Thanks everyone, I'm going to look into a vaporizer. I hope we can post about an improvement soon. Since Star 's already been exposed, she's not separated, although she's pretty much doing her own thing.
The rest of this pretty lengthy, but I felt it was neccessary to take the time to post it. Like they say, knowledge is power.
He's on Clavamox, I could only remember reading amoxi part when I was typing. Just to clarify, the vet did not suggest he has a fungal infection, he was just saying that IF Sherman doesn't get better, that we need to broaden the look at what might be playing into this. Considering we just moved here from Ohio, he said there is a high incidence of dogs in the midwest contracting fungal infections, whereas he doesn't see it very often out here.Originally Posted by dragondawg
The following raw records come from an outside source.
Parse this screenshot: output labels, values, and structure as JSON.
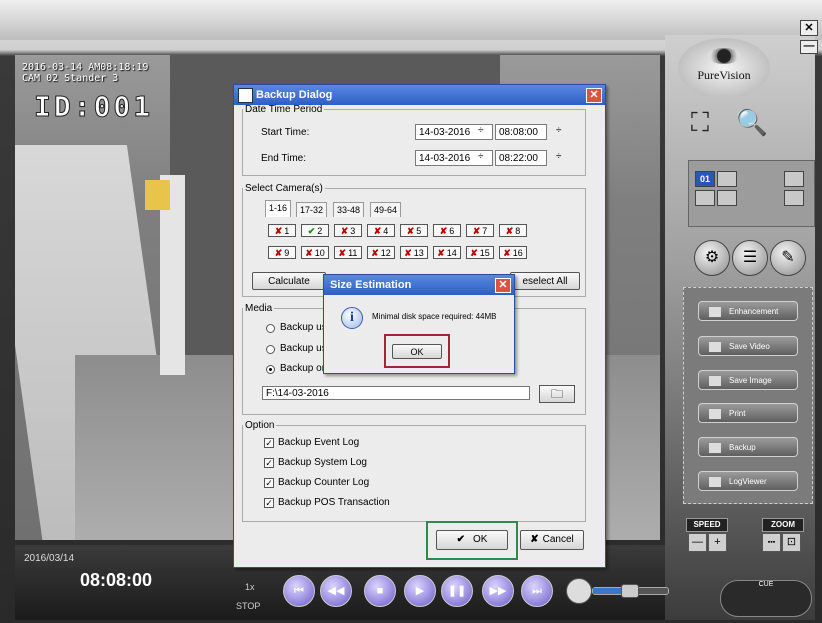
{
  "osd": {
    "line1": "2016-03-14 AM08:18:19",
    "line2": "CAM 02 Stander 3",
    "id_label": "ID:001"
  },
  "brand": {
    "name": "PureVision"
  },
  "window_controls": {
    "close": "✕",
    "minimize": "—"
  },
  "grid_selector": {
    "active": "01"
  },
  "side_menu": [
    {
      "label": "Enhancement"
    },
    {
      "label": "Save Video"
    },
    {
      "label": "Save Image"
    },
    {
      "label": "Print"
    },
    {
      "label": "Backup"
    },
    {
      "label": "LogViewer"
    }
  ],
  "speed_zoom": {
    "speed_label": "SPEED",
    "zoom_label": "ZOOM",
    "minus": "—",
    "plus": "+",
    "zoom_a": "▪▪▪",
    "zoom_b": "⊡"
  },
  "playback": {
    "date": "2016/03/14",
    "time": "08:08:00",
    "speed": "1x",
    "state": "STOP",
    "volume_level": 0.45,
    "cue_label": "CUE"
  },
  "backup_dialog": {
    "title": "Backup Dialog",
    "date_time_period": {
      "legend": "Date Time Period",
      "start_label": "Start Time:",
      "start_date": "14-03-2016",
      "start_time": "08:08:00",
      "end_label": "End Time:",
      "end_date": "14-03-2016",
      "end_time": "08:22:00"
    },
    "select_cameras": {
      "legend": "Select Camera(s)",
      "tabs": [
        "1-16",
        "17-32",
        "33-48",
        "49-64"
      ],
      "cameras": [
        {
          "n": "1",
          "selected": false
        },
        {
          "n": "2",
          "selected": true
        },
        {
          "n": "3",
          "selected": false
        },
        {
          "n": "4",
          "selected": false
        },
        {
          "n": "5",
          "selected": false
        },
        {
          "n": "6",
          "selected": false
        },
        {
          "n": "7",
          "selected": false
        },
        {
          "n": "8",
          "selected": false
        },
        {
          "n": "9",
          "selected": false
        },
        {
          "n": "10",
          "selected": false
        },
        {
          "n": "11",
          "selected": false
        },
        {
          "n": "12",
          "selected": false
        },
        {
          "n": "13",
          "selected": false
        },
        {
          "n": "14",
          "selected": false
        },
        {
          "n": "15",
          "selected": false
        },
        {
          "n": "16",
          "selected": false
        }
      ],
      "calculate_label": "Calculate",
      "deselect_label": "eselect All"
    },
    "media": {
      "legend": "Media",
      "option1": "Backup us",
      "option2": "Backup us",
      "option3": "Backup or",
      "path": "F:\\14-03-2016"
    },
    "option": {
      "legend": "Option",
      "items": [
        "Backup Event Log",
        "Backup System Log",
        "Backup Counter Log",
        "Backup POS Transaction"
      ]
    },
    "ok_label": "OK",
    "cancel_label": "Cancel"
  },
  "size_estimation": {
    "title": "Size Estimation",
    "message": "Minimal disk space required: 44MB",
    "ok_label": "OK"
  },
  "colors": {
    "title_blue": "#2d5ec6",
    "highlight_green": "#2e8a4a",
    "highlight_red": "#a5243a"
  }
}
Since several comments have been made, I thought it would be appropriate to share what I'm learning. I hope this helps people understand where the vet is coming from. Some of you sound pretty well informed about this stuff. I'm not giving a word-by-word report on our visits, and I apologise if anyone felt misled, my bad.
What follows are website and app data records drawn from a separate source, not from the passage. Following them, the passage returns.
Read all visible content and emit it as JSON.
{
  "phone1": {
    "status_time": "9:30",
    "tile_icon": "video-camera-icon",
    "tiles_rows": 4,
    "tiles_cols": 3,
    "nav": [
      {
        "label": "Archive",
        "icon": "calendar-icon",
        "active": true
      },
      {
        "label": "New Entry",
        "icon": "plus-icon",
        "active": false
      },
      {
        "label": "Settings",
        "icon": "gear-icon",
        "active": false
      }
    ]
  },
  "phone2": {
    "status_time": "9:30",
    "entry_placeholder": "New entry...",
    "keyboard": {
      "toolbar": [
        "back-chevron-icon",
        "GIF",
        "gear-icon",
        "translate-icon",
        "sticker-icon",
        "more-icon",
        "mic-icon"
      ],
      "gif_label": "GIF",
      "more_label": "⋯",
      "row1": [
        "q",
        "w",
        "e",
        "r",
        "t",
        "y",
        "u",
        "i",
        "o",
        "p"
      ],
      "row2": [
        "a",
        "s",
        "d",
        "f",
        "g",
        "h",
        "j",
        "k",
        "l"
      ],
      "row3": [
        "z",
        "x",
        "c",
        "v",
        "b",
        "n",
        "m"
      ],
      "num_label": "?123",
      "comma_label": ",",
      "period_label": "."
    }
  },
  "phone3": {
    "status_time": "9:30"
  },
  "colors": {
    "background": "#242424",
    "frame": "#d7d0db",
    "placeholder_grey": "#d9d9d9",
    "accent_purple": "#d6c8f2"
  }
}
I've highlighted the symptoms Sherman has that would indicate why the vet would consider this as a possibility:
Blastomycosis is an infection found in dogs, people, and occasionally cats. It is caused by the fungal organism Blastomyces dermatitidis, which is found as a mold in the soil or at room temperatures and as a yeast in tissues or at body temperatures. The mold occurs in sandy, acid soils near river valleys or other waterways. Endemic in Ohio, Mississippi, St. Lawrence river valleys, the Great lakes region, and along the eastern seaboard, veterinarians report blastomycosis more frequently in the fall... For unknown reasons, male dogs are more likely to contract blastomycosis than females.
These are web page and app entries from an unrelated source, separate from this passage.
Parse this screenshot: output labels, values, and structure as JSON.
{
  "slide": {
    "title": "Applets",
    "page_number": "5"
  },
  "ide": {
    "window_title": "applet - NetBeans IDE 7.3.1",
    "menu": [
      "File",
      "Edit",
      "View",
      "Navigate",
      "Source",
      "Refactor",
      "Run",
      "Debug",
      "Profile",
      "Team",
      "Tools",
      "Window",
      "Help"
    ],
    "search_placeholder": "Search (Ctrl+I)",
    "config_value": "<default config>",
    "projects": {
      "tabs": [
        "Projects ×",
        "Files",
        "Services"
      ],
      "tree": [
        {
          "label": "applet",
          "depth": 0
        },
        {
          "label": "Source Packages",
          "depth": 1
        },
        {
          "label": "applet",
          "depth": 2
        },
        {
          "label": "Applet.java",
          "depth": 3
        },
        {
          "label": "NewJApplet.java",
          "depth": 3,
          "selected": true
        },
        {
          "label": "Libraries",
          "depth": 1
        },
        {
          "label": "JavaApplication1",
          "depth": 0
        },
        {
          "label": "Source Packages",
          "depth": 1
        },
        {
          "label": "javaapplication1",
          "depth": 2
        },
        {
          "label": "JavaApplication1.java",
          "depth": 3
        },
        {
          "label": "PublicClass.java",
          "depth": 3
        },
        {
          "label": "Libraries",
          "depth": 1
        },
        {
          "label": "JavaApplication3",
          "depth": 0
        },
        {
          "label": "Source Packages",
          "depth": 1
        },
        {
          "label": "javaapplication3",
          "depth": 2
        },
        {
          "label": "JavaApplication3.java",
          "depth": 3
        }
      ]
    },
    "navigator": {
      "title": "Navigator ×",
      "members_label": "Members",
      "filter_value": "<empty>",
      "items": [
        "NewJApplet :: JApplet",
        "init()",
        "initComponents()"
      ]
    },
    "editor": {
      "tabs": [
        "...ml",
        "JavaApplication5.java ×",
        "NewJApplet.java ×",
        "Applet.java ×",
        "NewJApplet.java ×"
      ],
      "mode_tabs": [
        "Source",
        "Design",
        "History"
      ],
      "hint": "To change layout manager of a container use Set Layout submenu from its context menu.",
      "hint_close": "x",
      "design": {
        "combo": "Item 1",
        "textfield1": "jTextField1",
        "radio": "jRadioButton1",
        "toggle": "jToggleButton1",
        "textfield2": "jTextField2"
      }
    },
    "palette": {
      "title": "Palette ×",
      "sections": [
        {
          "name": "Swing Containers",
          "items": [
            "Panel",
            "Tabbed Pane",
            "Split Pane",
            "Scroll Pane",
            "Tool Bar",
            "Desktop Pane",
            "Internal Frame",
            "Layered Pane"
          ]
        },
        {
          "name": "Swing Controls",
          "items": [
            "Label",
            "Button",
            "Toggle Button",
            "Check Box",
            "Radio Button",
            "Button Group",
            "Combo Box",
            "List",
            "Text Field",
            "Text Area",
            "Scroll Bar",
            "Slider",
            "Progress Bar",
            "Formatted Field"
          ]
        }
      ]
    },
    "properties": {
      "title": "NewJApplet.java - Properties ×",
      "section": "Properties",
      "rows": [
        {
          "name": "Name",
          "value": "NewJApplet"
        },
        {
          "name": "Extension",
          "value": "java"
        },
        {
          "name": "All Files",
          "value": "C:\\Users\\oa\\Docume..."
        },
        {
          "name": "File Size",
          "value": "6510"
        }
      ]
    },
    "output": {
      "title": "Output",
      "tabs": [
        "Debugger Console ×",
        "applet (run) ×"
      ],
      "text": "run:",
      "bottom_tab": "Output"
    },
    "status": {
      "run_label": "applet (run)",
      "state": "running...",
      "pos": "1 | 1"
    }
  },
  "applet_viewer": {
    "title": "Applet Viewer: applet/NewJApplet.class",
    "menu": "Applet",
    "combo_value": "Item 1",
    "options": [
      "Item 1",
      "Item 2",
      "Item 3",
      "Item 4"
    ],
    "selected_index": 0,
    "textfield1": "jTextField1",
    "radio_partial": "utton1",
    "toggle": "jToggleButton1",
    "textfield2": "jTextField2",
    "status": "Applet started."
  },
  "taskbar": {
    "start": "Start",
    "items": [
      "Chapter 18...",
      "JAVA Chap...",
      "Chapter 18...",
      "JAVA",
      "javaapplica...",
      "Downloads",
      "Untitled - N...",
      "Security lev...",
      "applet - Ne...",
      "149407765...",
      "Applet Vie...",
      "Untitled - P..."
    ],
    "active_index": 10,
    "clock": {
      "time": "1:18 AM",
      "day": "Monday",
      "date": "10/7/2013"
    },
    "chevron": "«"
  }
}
The clinical signs of blastomycosis may vary with the target organs affected and may include one or all of the following: anorexia, depression, weight loss, fever (103 degrees or higher) that doesn't respond to antibiotics, coughing, shortness of breath, exercise intolerance, enlarged lymph nodes, eye disease, or skin lesions that drain bloody or purulent material.
Read about blatomycosis here
I think this is important to know about, especially for those living in the indicated areas. (including many our dear PT friends from the Findlay gatherings).
And when all this started, Sherman had no fever, no raspy lungs, no shallow breathing, no lethargy, & still had a great appetite - only a cough. He was thoroughly assessed before giving him vaccinations. They were very clear that they do not vaccinate dogs they feel are not healthy enough.
Thanks again everyone, your caring really warms my heart! I know PT prayers work.